1. Computational paradigms inspired by nature (Evolutionary Computing, Neuro Computing, Swarm Intelligence, and Immuno Computing),
2. The simulation of nature in computers (Artificial life, Factals), and
3. The use of natural materials in computing (DNA Computing, Quantum computing).
We will review the biological (and math/physics) background, and discuss in detail various schemes that have been proposed to create viable algorithms based on the inspiration from biology. This course is an introductory survey course. Prerequisites: Students should have a basic understanding of how algorithms can be implemented on a computer using a Programming language, but in-depth knowledge of a programming language is not required, and there will be no programming Assignments in this course. No enrollment limits.
Theory of Computation: Regular languages, context free languages and Turing machines
In this course we study the theory of computation, in three roughly equal parts:
Part 1: finite state automata and regular languages (used, e.g., in lexical analysis, or for the specification of string patterns).
Part 2: context-free languages (e.g. most programming languages), and their specification by means of formal grammars. Also an equivalent description by means of pushdown automata (finite state machines with an infinite memory stack), and the application of this theory to parsing.
Part 3: Turing machines (i.e. a very general mathematical model for any kind of computer) and the functions they can compute, as well as the equivalent notions of recursive functions and functions computable by way of a computer program.
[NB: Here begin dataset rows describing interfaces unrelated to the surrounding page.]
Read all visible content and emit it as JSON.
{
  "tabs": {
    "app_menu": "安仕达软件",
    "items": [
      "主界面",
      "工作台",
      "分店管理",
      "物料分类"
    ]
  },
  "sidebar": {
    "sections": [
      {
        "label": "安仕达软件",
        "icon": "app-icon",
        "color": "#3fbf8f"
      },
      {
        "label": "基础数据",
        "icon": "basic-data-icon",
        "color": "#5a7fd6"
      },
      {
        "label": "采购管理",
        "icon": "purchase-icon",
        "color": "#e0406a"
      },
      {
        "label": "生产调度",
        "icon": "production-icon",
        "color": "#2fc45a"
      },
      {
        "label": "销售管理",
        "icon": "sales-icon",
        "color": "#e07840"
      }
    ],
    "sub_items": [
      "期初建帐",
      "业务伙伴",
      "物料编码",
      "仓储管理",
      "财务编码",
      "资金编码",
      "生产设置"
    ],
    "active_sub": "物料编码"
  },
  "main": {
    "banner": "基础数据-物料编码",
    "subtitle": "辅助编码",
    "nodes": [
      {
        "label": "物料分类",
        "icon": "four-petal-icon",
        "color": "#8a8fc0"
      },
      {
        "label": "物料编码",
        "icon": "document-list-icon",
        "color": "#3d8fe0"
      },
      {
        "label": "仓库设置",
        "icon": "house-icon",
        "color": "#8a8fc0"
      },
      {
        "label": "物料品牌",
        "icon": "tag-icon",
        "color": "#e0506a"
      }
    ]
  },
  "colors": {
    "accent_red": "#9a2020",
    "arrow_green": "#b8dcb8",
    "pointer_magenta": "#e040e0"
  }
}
This lays the foundation for discussing the limits of computation, i.e. what problems can/cannot be solved by a computer, and what problems are solvable in principle, but too costly in terms of time or space requirements to be practically feasible. There are no technical mathematical requirements for the course other than the ability to use symbolic systems, logic, and to think slowly and carefully. Prior completion of a course in Discrete Math (or equivalent) is desirable (as we will discuss some proofs for the essentially mathematical contents of the course and students will be required to find valid arguments for the correctness of their homework solutions). Programming experience is also desirable, but not absolutely necessary, as the homework will not include programming problems. The course should be of interest to computer scientists, mathematicians, logicians, linguists etc. We will stress the ideas, and their application to problems in computer science; students will work in the computer lab with “JFLAP” (Java Formal Language and Automata Package), an interactive visualization and teaching tool for formal languages.
This course might also be called Advanced Programming in C++. We discuss pointers and how to implement basic structures such as stacks, queues, lists, and trees. We also discuss recursion as a programming tool, and the efficiency of various sorting and searching algorithms. Principles of good programming style (including decomposition, stepwise refinement and data encapsulation) are emphasized. C++ is the principal programming language used. The final project will be a game playing program. Prerequisite: C++ or consent of instructor. Some programming experience in C, Pascal, Fortran, etc. should be sufficient; C++ will be reviewed.
Tutorials in Computational Science
The faculty offer regular tutorials on a number of topics including programming languages, topics in evolutionary computing, AI, neural networks, data structures and applied scientific computing. Prerequisites: Permission of instructor.
For detailed requirements, check out our General Catalog.
For a complete list of courses, click here.